**TASK OBJECTIVE:**
Exact copies of all the records are to be output.

--------------------------------

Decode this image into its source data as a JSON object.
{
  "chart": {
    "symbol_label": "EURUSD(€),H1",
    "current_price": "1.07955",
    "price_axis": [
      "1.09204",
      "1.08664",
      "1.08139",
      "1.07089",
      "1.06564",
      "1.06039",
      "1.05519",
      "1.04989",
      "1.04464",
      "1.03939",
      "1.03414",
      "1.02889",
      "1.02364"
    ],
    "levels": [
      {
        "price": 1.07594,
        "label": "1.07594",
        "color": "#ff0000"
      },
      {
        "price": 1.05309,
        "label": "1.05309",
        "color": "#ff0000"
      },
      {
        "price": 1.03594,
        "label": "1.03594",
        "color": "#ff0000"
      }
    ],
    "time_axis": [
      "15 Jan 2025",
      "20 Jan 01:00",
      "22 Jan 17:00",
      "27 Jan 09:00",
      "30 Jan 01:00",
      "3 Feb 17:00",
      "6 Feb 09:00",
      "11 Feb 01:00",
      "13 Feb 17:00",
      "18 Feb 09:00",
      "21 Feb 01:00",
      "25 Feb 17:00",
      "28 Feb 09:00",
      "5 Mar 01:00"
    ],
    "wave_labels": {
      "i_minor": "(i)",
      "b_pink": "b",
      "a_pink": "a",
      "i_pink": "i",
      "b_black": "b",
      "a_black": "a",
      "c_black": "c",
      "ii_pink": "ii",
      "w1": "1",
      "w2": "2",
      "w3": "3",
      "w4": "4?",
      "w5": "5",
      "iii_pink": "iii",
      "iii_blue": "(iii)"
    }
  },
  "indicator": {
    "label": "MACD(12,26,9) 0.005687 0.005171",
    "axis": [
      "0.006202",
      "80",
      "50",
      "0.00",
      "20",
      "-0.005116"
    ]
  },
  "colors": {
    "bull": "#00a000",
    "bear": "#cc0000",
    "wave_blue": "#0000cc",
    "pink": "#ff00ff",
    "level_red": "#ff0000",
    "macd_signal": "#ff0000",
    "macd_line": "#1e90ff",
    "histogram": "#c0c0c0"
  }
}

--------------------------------

**EXERCISE OUTPUT:**
Decode this image into its source data as a JSON object.
{
  "chart": {
    "symbol_label": "EURUSD(€),H1",
    "current_price": "1.07955",
    "price_axis": [
      "1.09204",
      "1.08664",
      "1.08139",
      "1.07089",
      "1.06564",
      "1.06039",
      "1.05519",
      "1.04989",
      "1.04464",
      "1.03939",
      "1.03414",
      "1.02889",
      "1.02364"
    ],
    "levels": [
      {
        "price": 1.07594,
        "label": "1.07594",
        "color": "#ff0000"
      },
      {
        "price": 1.05309,
        "label": "1.05309",
        "color": "#ff0000"
      },
      {
        "price": 1.03594,
        "label": "1.03594",
        "color": "#ff0000"
      }
    ],
    "time_axis": [
      "15 Jan 2025",
      "20 Jan 01:00",
      "22 Jan 17:00",
      "27 Jan 09:00",
      "30 Jan 01:00",
      "3 Feb 17:00",
      "6 Feb 09:00",
      "11 Feb 01:00",
      "13 Feb 17:00",
      "18 Feb 09:00",
      "21 Feb 01:00",
      "25 Feb 17:00",
      "28 Feb 09:00",
      "5 Mar 01:00"
    ],
    "wave_labels": {
      "i_minor": "(i)",
      "b_pink": "b",
      "a_pink": "a",
      "i_pink": "i",
      "b_black": "b",
      "a_black": "a",
      "c_black": "c",
      "ii_pink": "ii",
      "w1": "1",
      "w2": "2",
      "w3": "3",
      "w4": "4?",
      "w5": "5",
      "iii_pink": "iii",
      "iii_blue": "(iii)"
    }
  },
  "indicator": {
    "label": "MACD(12,26,9) 0.005687 0.005171",
    "axis": [
      "0.006202",
      "80",
      "50",
      "0.00",
      "20",
      "-0.005116"
    ]
  },
  "colors": {
    "bull": "#00a000",
    "bear": "#cc0000",
    "wave_blue": "#0000cc",
    "pink": "#ff00ff",
    "level_red": "#ff0000",
    "macd_signal": "#ff0000",
    "macd_line": "#1e90ff",
    "histogram": "#c0c0c0"
  }
}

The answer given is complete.